ABOUT THIS TASK: Number of lines below with the word "content": state it and write nothing more.

::::::

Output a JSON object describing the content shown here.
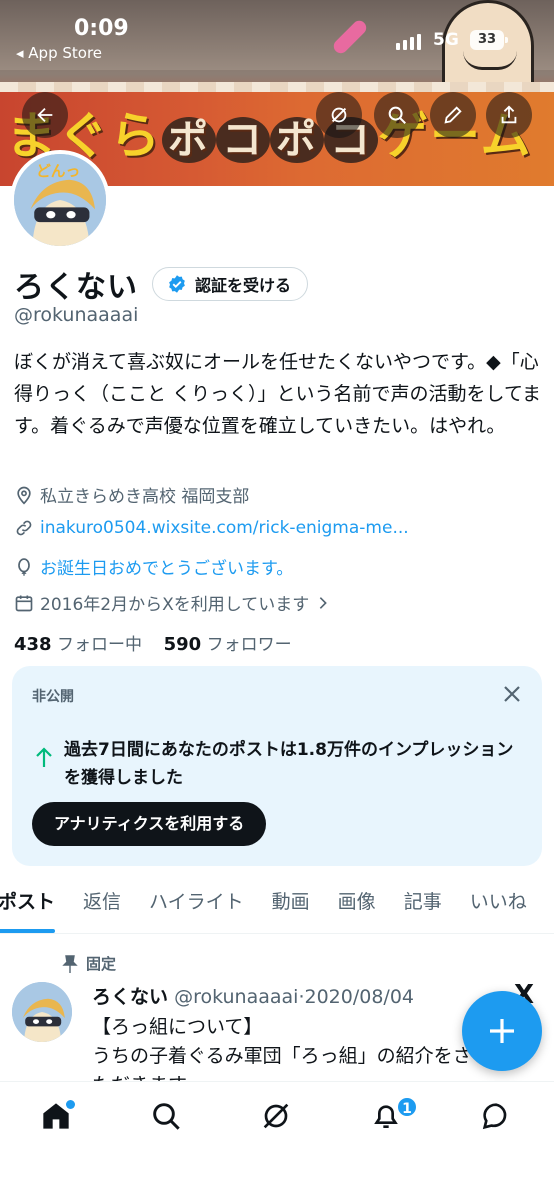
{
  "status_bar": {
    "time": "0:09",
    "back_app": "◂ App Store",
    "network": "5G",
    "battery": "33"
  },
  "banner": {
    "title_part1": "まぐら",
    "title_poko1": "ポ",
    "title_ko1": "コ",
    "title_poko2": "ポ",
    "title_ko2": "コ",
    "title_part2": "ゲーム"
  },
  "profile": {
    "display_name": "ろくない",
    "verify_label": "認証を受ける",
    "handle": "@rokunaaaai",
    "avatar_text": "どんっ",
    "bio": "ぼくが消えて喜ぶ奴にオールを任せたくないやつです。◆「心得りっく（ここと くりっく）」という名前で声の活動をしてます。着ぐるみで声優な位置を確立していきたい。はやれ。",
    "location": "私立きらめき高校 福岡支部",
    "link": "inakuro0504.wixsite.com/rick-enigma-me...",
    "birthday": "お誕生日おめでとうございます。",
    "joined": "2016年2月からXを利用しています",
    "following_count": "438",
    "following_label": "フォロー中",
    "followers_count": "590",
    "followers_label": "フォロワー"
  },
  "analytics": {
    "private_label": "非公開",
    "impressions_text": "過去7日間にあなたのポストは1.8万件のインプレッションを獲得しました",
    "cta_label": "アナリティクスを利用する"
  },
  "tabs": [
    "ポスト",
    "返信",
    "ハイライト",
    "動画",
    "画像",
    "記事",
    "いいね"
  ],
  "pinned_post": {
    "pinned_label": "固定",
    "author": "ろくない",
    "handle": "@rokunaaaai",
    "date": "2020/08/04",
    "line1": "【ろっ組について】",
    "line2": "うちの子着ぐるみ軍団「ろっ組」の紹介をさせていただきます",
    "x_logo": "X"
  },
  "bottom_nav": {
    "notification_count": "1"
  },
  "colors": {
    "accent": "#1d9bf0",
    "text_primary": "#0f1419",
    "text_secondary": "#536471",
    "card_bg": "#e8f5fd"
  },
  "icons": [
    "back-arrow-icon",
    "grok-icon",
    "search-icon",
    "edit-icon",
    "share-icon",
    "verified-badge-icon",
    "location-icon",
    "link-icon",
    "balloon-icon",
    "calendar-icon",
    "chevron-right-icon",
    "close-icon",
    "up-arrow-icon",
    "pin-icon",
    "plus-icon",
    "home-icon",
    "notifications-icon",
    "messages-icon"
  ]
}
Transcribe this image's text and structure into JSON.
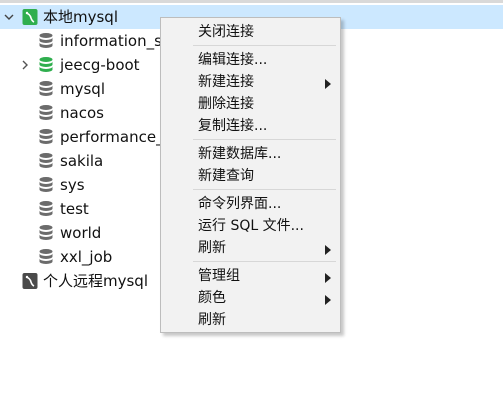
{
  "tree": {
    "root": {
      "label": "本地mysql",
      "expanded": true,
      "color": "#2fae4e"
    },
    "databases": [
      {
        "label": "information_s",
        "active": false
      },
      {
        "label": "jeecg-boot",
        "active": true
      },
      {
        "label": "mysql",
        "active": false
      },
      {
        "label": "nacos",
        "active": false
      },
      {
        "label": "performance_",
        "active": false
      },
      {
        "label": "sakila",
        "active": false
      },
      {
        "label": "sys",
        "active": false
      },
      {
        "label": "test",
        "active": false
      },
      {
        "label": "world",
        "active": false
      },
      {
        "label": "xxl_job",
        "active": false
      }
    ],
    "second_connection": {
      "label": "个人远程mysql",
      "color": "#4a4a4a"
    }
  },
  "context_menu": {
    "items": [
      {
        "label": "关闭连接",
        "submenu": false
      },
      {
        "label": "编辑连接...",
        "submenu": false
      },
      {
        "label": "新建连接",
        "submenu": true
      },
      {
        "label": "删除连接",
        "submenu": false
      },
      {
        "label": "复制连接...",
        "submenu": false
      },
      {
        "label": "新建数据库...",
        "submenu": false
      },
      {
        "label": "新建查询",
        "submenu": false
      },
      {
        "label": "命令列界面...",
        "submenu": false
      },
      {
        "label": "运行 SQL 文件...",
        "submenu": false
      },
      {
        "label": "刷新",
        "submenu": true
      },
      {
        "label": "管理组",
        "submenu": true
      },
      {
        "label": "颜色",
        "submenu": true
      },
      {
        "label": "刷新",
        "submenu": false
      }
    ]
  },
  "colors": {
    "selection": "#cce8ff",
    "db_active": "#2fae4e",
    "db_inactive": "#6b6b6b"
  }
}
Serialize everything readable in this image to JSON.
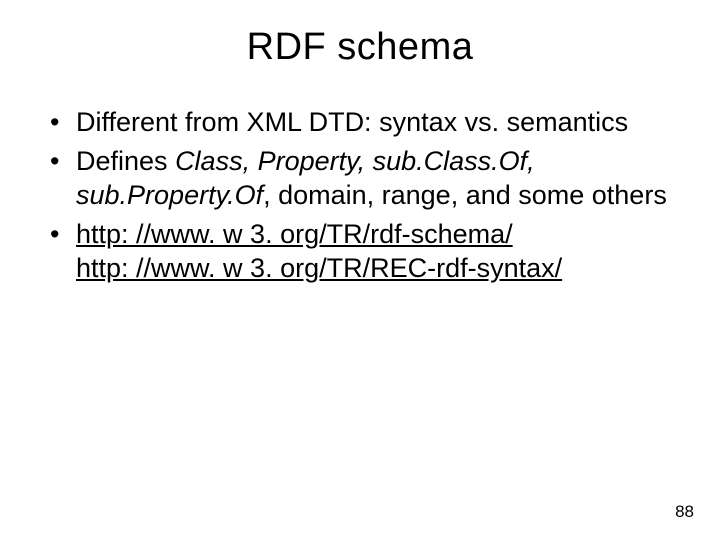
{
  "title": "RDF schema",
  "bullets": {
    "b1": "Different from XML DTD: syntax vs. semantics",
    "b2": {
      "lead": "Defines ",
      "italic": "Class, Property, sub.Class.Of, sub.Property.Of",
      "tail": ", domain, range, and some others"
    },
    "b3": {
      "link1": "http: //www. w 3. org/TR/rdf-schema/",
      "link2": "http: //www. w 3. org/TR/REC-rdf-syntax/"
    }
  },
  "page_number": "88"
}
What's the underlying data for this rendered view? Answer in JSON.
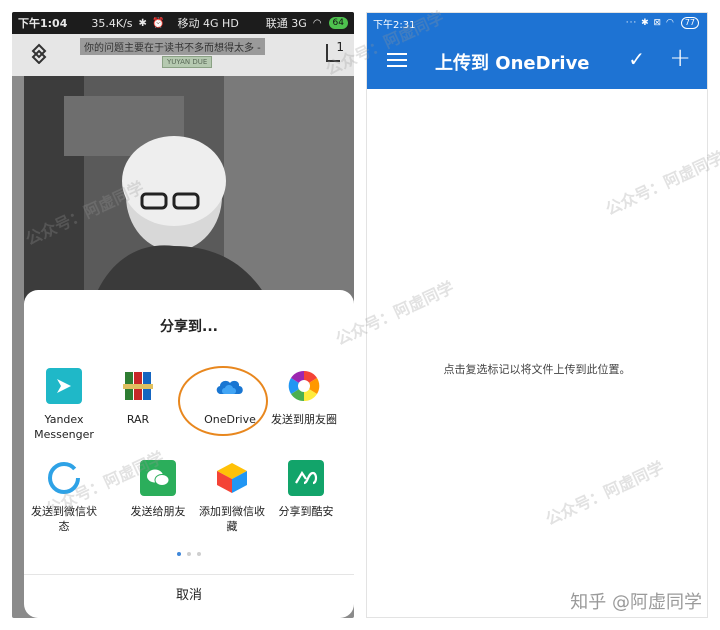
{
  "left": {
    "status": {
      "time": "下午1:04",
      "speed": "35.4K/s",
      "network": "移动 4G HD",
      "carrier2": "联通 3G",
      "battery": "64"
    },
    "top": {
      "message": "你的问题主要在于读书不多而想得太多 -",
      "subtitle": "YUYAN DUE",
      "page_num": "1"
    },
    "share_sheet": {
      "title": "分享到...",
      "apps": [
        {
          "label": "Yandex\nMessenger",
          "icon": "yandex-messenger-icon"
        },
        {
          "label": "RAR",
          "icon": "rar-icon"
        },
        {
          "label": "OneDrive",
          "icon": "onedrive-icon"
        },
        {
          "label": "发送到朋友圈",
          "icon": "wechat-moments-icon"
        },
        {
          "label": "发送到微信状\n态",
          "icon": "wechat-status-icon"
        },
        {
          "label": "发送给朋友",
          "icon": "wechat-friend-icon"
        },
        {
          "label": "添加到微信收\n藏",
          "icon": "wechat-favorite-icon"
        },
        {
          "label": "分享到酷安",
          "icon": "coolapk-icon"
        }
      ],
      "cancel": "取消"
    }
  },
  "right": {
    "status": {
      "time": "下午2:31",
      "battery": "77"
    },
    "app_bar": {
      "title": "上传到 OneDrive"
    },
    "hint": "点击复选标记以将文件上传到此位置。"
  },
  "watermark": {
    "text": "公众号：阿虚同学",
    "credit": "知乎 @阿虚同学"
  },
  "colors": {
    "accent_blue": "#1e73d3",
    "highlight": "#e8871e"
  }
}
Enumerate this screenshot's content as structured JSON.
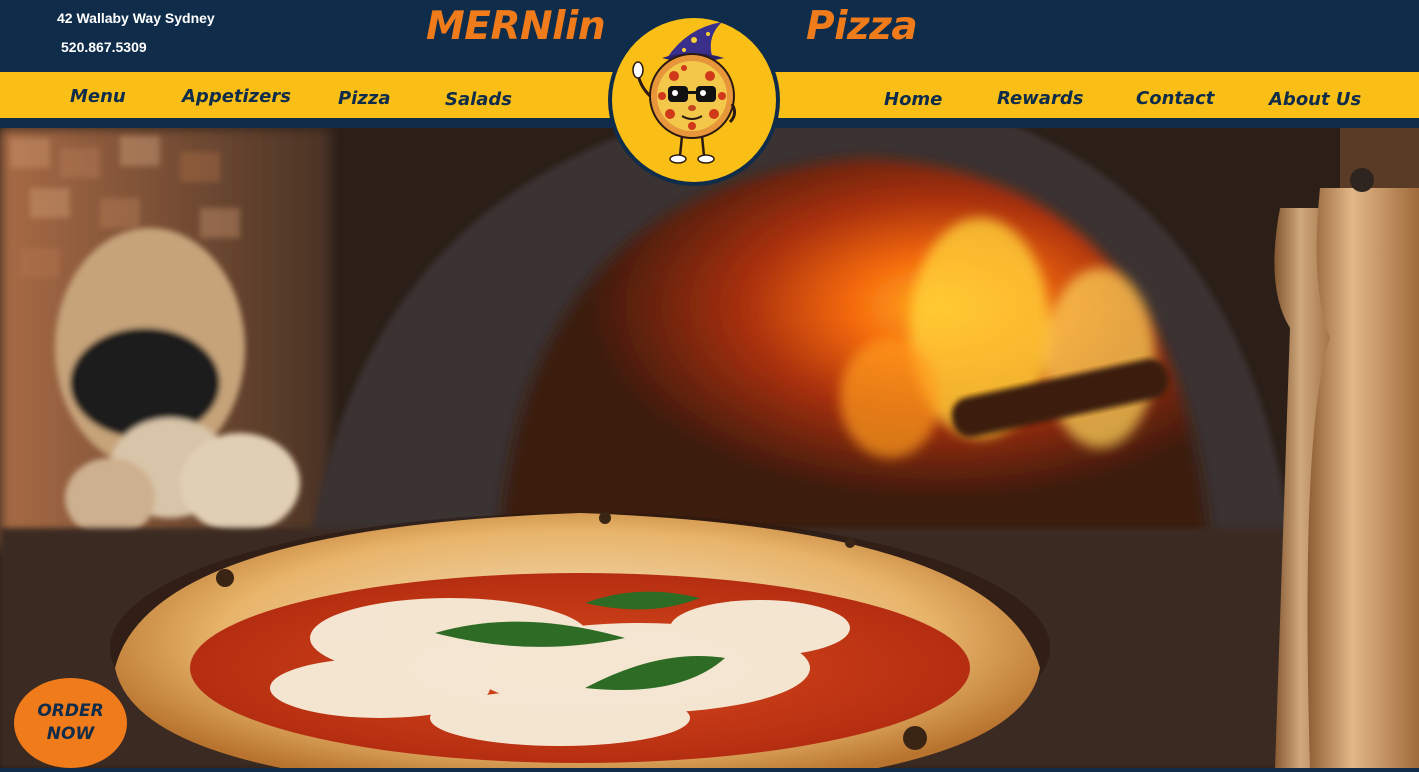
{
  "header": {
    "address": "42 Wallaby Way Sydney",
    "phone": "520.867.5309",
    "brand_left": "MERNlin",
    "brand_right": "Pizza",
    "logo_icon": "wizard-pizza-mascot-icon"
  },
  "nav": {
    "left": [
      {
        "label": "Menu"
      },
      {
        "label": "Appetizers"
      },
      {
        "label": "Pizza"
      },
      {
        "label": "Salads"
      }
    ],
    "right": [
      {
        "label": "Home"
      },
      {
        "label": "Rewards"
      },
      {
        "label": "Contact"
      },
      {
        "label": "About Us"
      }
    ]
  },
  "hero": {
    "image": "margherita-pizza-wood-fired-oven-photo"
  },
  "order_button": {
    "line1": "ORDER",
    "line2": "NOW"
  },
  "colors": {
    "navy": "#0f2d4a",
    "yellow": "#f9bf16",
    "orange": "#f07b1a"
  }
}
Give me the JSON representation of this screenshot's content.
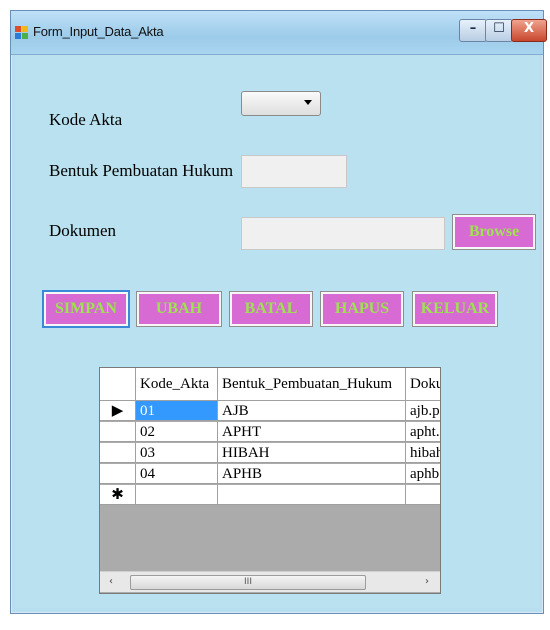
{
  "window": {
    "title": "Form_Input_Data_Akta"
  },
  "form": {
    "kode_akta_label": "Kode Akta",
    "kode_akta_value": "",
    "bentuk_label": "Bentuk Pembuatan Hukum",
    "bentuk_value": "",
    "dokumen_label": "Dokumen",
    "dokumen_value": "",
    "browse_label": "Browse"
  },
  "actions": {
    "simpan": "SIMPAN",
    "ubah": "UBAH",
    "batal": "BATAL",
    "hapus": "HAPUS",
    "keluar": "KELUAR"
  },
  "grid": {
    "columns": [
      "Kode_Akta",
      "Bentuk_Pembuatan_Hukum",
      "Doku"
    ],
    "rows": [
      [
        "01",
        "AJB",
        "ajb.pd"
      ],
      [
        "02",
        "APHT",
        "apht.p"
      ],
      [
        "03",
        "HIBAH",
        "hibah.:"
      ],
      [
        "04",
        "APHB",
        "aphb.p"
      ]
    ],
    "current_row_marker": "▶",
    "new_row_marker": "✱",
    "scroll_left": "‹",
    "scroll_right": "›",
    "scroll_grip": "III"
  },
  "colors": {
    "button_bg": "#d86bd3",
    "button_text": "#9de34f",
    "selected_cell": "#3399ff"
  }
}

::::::

ANSWER SPACE: 3